Gothic gloom par excellence by Sarah Perry.
‘Poetry can repair no loss,’ John Berger writes, ‘but it defies the space which separates.’ This year, The Clearing has commissioned seven writers to mark the Remembrance Day of Lost Species. The second of these is by Anita Roy.
A novel borne out of an earthquake, a departed friend, and a translation from which lost voices rise.
We are what we eat. In this case, a lot of cheese.
Extinction has been going on for a long time: since creation itself in fact. The first man-made extinction dates back […]
Stepping off the calendar, away from the regulated, rigid, mechanistic march of minutes – for a spell, anyway, as winter approaches.
Greek myths and Dorset magic in autumn.
A walk in wild Wales along the Pembrokeshire coastal path involves close encounters with puffins, seals and shearwaters…
Imagine life stranded in an airport for 18 years.

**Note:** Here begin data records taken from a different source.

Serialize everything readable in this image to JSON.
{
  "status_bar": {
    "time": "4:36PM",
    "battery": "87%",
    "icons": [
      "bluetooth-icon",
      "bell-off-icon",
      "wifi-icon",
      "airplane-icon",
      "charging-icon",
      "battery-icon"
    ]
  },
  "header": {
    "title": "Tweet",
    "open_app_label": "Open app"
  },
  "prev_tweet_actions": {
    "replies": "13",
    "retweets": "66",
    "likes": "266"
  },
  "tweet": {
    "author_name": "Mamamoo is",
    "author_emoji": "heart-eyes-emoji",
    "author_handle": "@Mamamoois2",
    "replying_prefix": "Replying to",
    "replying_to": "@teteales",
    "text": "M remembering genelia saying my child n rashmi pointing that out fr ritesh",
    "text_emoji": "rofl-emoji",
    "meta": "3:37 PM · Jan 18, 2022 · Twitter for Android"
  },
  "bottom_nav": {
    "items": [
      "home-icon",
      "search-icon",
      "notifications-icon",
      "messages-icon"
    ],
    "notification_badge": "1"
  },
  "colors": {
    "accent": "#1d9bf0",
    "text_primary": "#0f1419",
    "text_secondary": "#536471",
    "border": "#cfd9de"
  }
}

The strange open-ended true life parable of Sir, Alfred.
The whole mists-and-mellow-fruitfulness schtick: the scent of wood smoke, the fungi popping up all over, the crunch of leaves underfoot, the squirrels squirrelling… There’s something about autumn’s inescapable sweet melancholy, the pas de deux of death and life, the decay that presages seedburst, the nourishing of the earth by the leaf-fall from the sky: I just love it.